Those who want to hate see it as a cinematic attack on revolutionaries because the villains operate under the same moral guise as murderers and maniacs. Bane is a brilliant depiction of a zealous ideologue whose violent solutions to global problems fascinates and sickens at the same time. Although Ledger’s Joker will always have a special place in our hearts, Hardy’s Bane should always be considered Batman’s most daunting rival, because he was the only one to defeat him at his own game. He is a pastiche of Che Guevara, Maximillian Robespierre and Vladimir Lenin, trapped in the body of Hulk Hogan. If that doesn’t sound terrifying, I’m not sure what does. Bane however turns out not to be the real villain but merely a servant of Ras Al Ghul’s heir, Talia, played by Marion Cotillard. It is an appropriate end to the ongoing battle between the dynastic houses of Wayne and Al Ghul and it is a beautiful study in the subtle arts of revenge.

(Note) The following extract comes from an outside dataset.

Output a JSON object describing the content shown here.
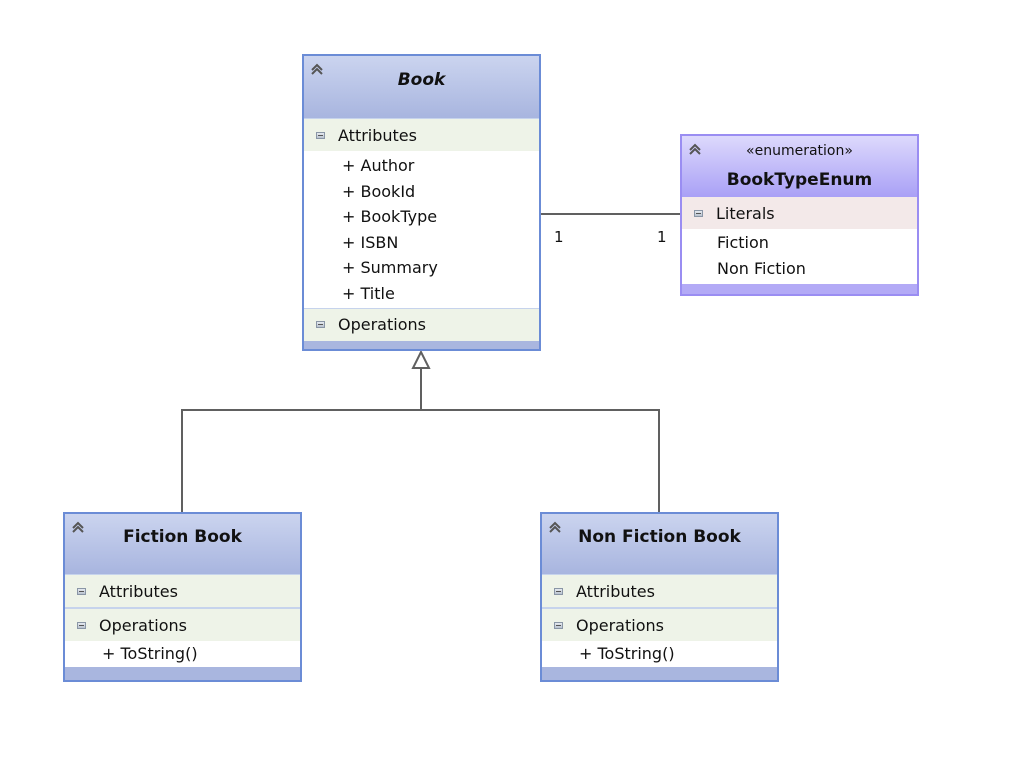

We should excuse any minor missteps made during this long and ambitious journey. The larger the scale, the higher the risk of making mistakes, but the scale of the venture deserves veneration. It’s comparable to taking issue with a few specks and splotches of an incongruous colour across the Sistine Chapel ceiling. It does nothing to detract from the overall effect. The Dark Knight Rises accomplishes its thematic and dramatic mission more assuredly and appealingly than any other franchise-ending film.

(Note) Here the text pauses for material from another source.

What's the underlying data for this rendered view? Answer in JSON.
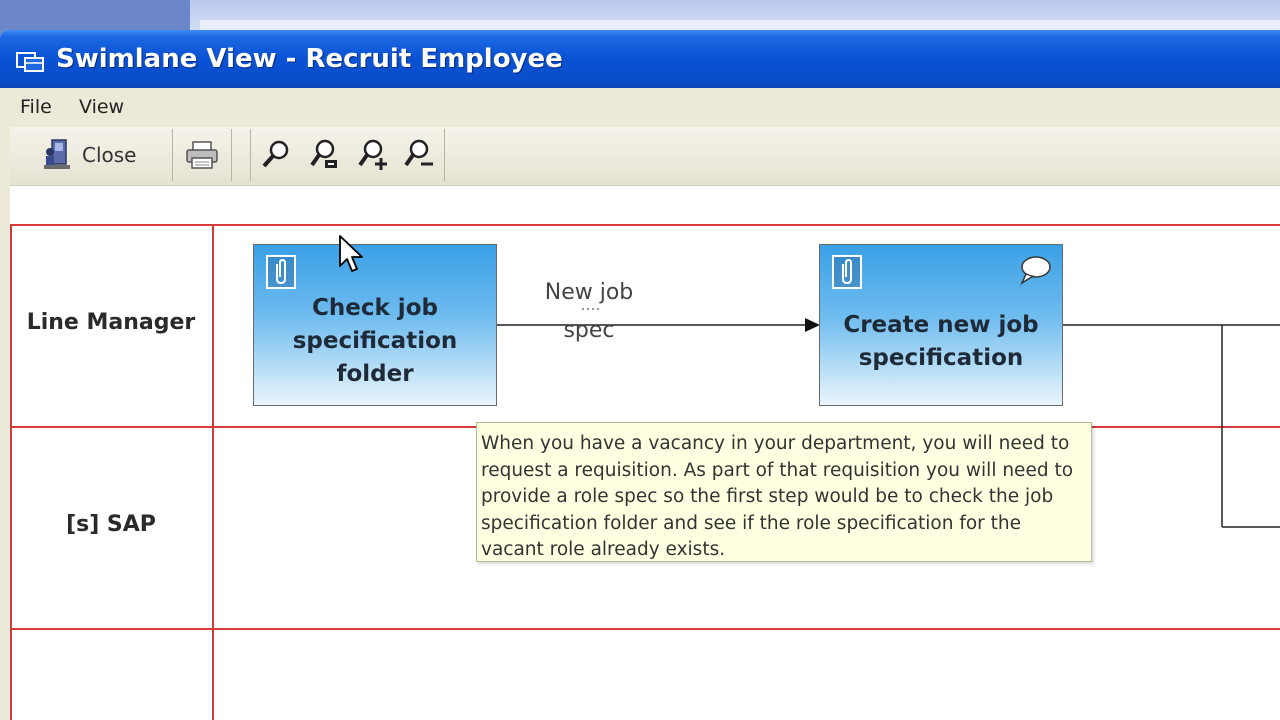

Being the sequel to The Dark Knight (2008) has meant it hasn’t received the credit it is due, but like how Paul said Ringo wasn’t the best drummer in the Beatles, let alone the world, The Dark Knight (2008) isn’t the best film in the Batman trilogy, let alone of all time. Densely populated by a series of near-perfect performances, larger and more ambitious than its celebrated predecessors, the final instalment contains the most quotable and inspiring lines of any Batman film and leaves the viewer with a refreshed sense of what it takes to overcome the obstacles any active human life is forced to face.